As a person who identifies as asexual, I had never really put a lot of thought into ever going to a burlesque act. I knew that burlesque is an art form, but I was still a bit uncomfortable with the sexual aspects of it, particularly the people who might be sitting around me.
Growing up ace and not knowing what I was, I have always felt like I was…off. Like everyone else understood something that I did not. Almost like when people are telling a joke that you just don’t get but every other person around you thinks it’s hysterical. That joke just keeps being told around you, over and over again, so you just start laughing, too, even though you don’t find it funny.
That’s how I’ve felt about anything sexual. Everyone else was in on this amazing joke that I just couldn’t find interesting, let alone funny, no matter how hard I tried. And I have tried. I’ve had relationships in the past and have tried to be like everyone else. One of those ended very badly for me.
I have tried to talk like everyone else, joining my friends in conversations while pretending that I felt what they felt. I remember having conversations with my mom about my relationships and her asking me why I wasn’t being more sexual so long as I was “safe” about it. I didn’t know how to tell her, or others, that I really didn’t want to.
I didn’t hear the term “asexual” in reference to a person until I was in my late twenties. I saw it. I researched it. I had my “AHA!” moment. I then felt such relief. While I do not believe that a person needs to label themselves, it was wonderful to find out there were more people like me; people who had never gotten the joke either.
So, when we were trying to decide panels and my friends were most assuredly going to Cosplay Burlesque, I was torn. I have sexualization thrown at me everywhere. The television I watch, the ads, the music I listen to, the way other people react to what I wear. I didn’t want to go to yet another thing where I failed to understand why everyone else was having fun.
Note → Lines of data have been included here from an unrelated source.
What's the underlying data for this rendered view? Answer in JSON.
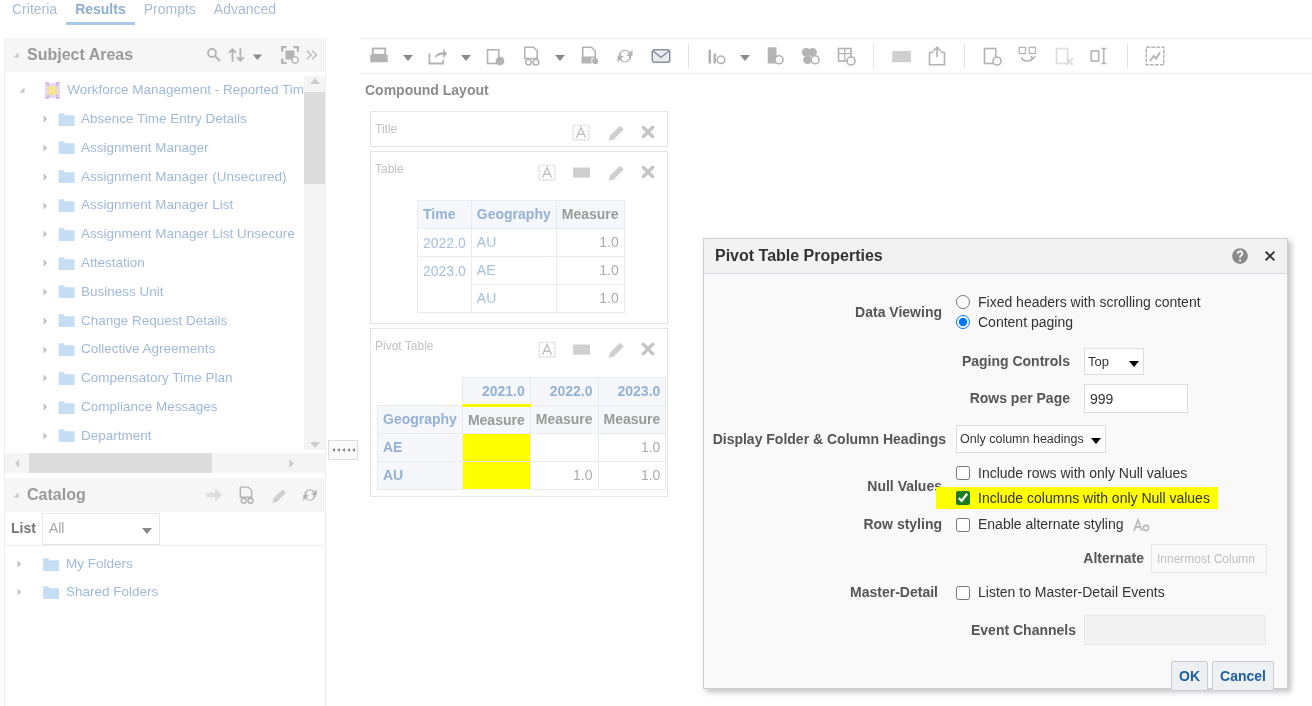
{
  "tabs": [
    {
      "label": "Criteria",
      "selected": false
    },
    {
      "label": "Results",
      "selected": true
    },
    {
      "label": "Prompts",
      "selected": false
    },
    {
      "label": "Advanced",
      "selected": false
    }
  ],
  "subject_areas": {
    "title": "Subject Areas",
    "root": {
      "label": "Workforce Management - Reported Tim",
      "expanded": true,
      "children": [
        {
          "label": "Absence Time Entry Details",
          "expanded": false
        },
        {
          "label": "Assignment Manager",
          "expanded": false
        },
        {
          "label": "Assignment Manager (Unsecured)",
          "expanded": false
        },
        {
          "label": "Assignment Manager List",
          "expanded": false
        },
        {
          "label": "Assignment Manager List Unsecure",
          "expanded": false
        },
        {
          "label": "Attestation",
          "expanded": false
        },
        {
          "label": "Business Unit",
          "expanded": false
        },
        {
          "label": "Change Request Details",
          "expanded": false
        },
        {
          "label": "Collective Agreements",
          "expanded": false
        },
        {
          "label": "Compensatory Time Plan",
          "expanded": false
        },
        {
          "label": "Compliance Messages",
          "expanded": false
        },
        {
          "label": "Department",
          "expanded": false
        }
      ]
    }
  },
  "catalog": {
    "title": "Catalog",
    "list_label": "List",
    "list_value": "All",
    "folders": [
      {
        "label": "My Folders",
        "expanded": false
      },
      {
        "label": "Shared Folders",
        "expanded": false
      }
    ]
  },
  "compound_layout": {
    "title": "Compound Layout",
    "views": [
      {
        "kind": "title",
        "label": "Title"
      },
      {
        "kind": "table",
        "label": "Table",
        "columns": [
          "Time",
          "Geography",
          "Measure"
        ],
        "rows": [
          {
            "time": "2022.0",
            "geography": "AU",
            "measure": "1.0"
          },
          {
            "time": "2023.0",
            "geography": "AE",
            "measure": "1.0"
          },
          {
            "geography": "AU",
            "measure": "1.0"
          }
        ]
      },
      {
        "kind": "pivot",
        "label": "Pivot Table",
        "row_header": "Geography",
        "columns": [
          {
            "year": "2021.0",
            "measure": "Measure",
            "highlighted": true
          },
          {
            "year": "2022.0",
            "measure": "Measure",
            "highlighted": false
          },
          {
            "year": "2023.0",
            "measure": "Measure",
            "highlighted": false
          }
        ],
        "rows": [
          {
            "label": "AE",
            "values": [
              {
                "kind": "blank"
              },
              {
                "kind": "blank"
              },
              {
                "kind": "value",
                "value": "1.0"
              }
            ]
          },
          {
            "label": "AU",
            "values": [
              {
                "kind": "blank"
              },
              {
                "kind": "value",
                "value": "1.0"
              },
              {
                "kind": "value",
                "value": "1.0"
              }
            ]
          }
        ]
      }
    ]
  },
  "dialog": {
    "title": "Pivot Table Properties",
    "data_viewing": {
      "label": "Data Viewing",
      "options": [
        {
          "label": "Fixed headers with scrolling content",
          "selected": false
        },
        {
          "label": "Content paging",
          "selected": true
        }
      ]
    },
    "paging_controls": {
      "label": "Paging Controls",
      "value": "Top"
    },
    "rows_per_page": {
      "label": "Rows per Page",
      "value": "999"
    },
    "headings": {
      "label": "Display Folder & Column Headings",
      "value": "Only column headings"
    },
    "null_values": {
      "label": "Null Values",
      "options": [
        {
          "label": "Include rows with only Null values",
          "checked": false,
          "highlighted": false
        },
        {
          "label": "Include columns with only Null values",
          "checked": true,
          "highlighted": true
        }
      ]
    },
    "row_styling": {
      "label": "Row styling",
      "option": {
        "label": "Enable alternate styling",
        "checked": false
      }
    },
    "alternate": {
      "label": "Alternate",
      "value": "Innermost Column",
      "disabled": true
    },
    "master_detail": {
      "label": "Master-Detail",
      "option": {
        "label": "Listen to Master-Detail Events",
        "checked": false
      }
    },
    "event_channels": {
      "label": "Event Channels",
      "disabled": true
    },
    "buttons": [
      "OK",
      "Cancel"
    ]
  }
}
Thankfully, we went to the Cosplay Burlesque booth prior to the panel. Crymson, who had interviewed the cast last year, introduced Vanri and myself to them. Oliver Swisskey walked over to give hugs and talk to us. The moment he found out about my sexuality and that I was thinking of perhaps going to a different panel, he began to talk to me. Oliver assured me that it was totally cool with him if I went to a different panel and then also told me about his act, what his music was, and the story he was going to tell.
I started to get excited. I had never thought about focusing on the technical aspects of the show: how they made their costumes; the music they choose and how it would further the story within the act. So, I made the decision to go with my friends that night.
I am so glad that I did. It was honestly beautiful. There was so much thought put into every aspect of each performance. The lighting was always different. The costumes were amazing. It also helped that everything was, well, nerdy. That made me feel very included when a performance was one of my fandoms.
There was a lot of humor in every act. I sat there, happily clapping and dissecting the sheer amount of work that went into everything. They also have a diverse cast full of body positivism!
I am so glad that my first burlesque show was Cosplay Burlesque. The cast is so hard working and friendly. I was also lucky enough to be there for our interview with them. They are truly some awesome nerds. They were very warm and funny during and after the interview. Oliver was also so nice to me every time he saw me at con after talking to him that first night.
In short, this asexual walked into a burlesque show… and walked out a fan. I went to the right show, with the right cast, at the right place, with the right friends. I went out of my comfort zone and gained a new appreciation for an art form.
If you have the opportunity to see Cosplay Burlesque go see them! You will have a wonderful time.
Always keep sparkling!